Revealing climatic variability of the last three millennia in northwestern Iberia using pollen influx data

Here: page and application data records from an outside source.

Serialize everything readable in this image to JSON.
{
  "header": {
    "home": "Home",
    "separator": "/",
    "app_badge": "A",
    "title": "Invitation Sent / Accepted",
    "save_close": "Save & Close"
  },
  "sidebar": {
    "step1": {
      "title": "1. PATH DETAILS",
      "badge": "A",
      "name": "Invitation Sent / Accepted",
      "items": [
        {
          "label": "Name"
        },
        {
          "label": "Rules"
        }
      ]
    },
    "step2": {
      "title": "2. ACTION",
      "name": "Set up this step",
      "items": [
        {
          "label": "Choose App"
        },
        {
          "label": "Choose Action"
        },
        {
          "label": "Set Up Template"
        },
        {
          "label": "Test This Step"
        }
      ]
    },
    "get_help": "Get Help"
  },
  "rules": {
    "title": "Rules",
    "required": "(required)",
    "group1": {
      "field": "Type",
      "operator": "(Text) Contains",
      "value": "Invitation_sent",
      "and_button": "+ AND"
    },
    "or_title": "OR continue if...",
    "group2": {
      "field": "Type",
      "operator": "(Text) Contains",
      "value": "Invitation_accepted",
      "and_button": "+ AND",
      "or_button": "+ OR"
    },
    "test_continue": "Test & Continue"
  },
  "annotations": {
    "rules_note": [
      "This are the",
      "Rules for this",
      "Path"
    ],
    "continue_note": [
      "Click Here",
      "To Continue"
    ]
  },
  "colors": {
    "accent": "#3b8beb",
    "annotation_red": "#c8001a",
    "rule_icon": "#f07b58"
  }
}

Climatic variability of the last 3 millennia in NW Iberia has been documented using high-resolution pollen analysis of Vir-18 core, retrieved from the Ría de Vigo (42°14.07′N, 8°47.37′W). The depth-age model is based on two accelerator mass spectrometry 14C dates and three historically dated botanical events in Galicia: the expansion of Juglans and Pinus, as well as the introduction of Eucalyptus. During the last 3000 years, the relative pollen record demonstrates the occurrence of an open deciduous oak forest, indicating a humid and temperate climate in northwestern Iberia. Two-step forest reduction since 975 cal BC suggests climate as the main cause rather than major socio-economic changes documented in historical archives. Absolute pollen influx has been compared with instrumental summer and winter temperatures and tentatively used as a proxy of short (decadal-scale) and low-amplitude (∼1°C) temperature variations. This new approach allows us to detect for the first time in NW Iberia the millennial-scale climatic cyclicity suggested by North Atlantic records, challenging the apparent climatic stability reflected by the relative pollen record. The Little Ice Age is recorded as low pollen influx values between 1400 and 1860 cal AD, with a cold maximum at 1700 cal AD (Maunder Minimum). The Roman and Medieval Warm Periods are detected through high pollen influx values at 250 cal BC-450 cal AD and 950-1400 cal AD, respectively.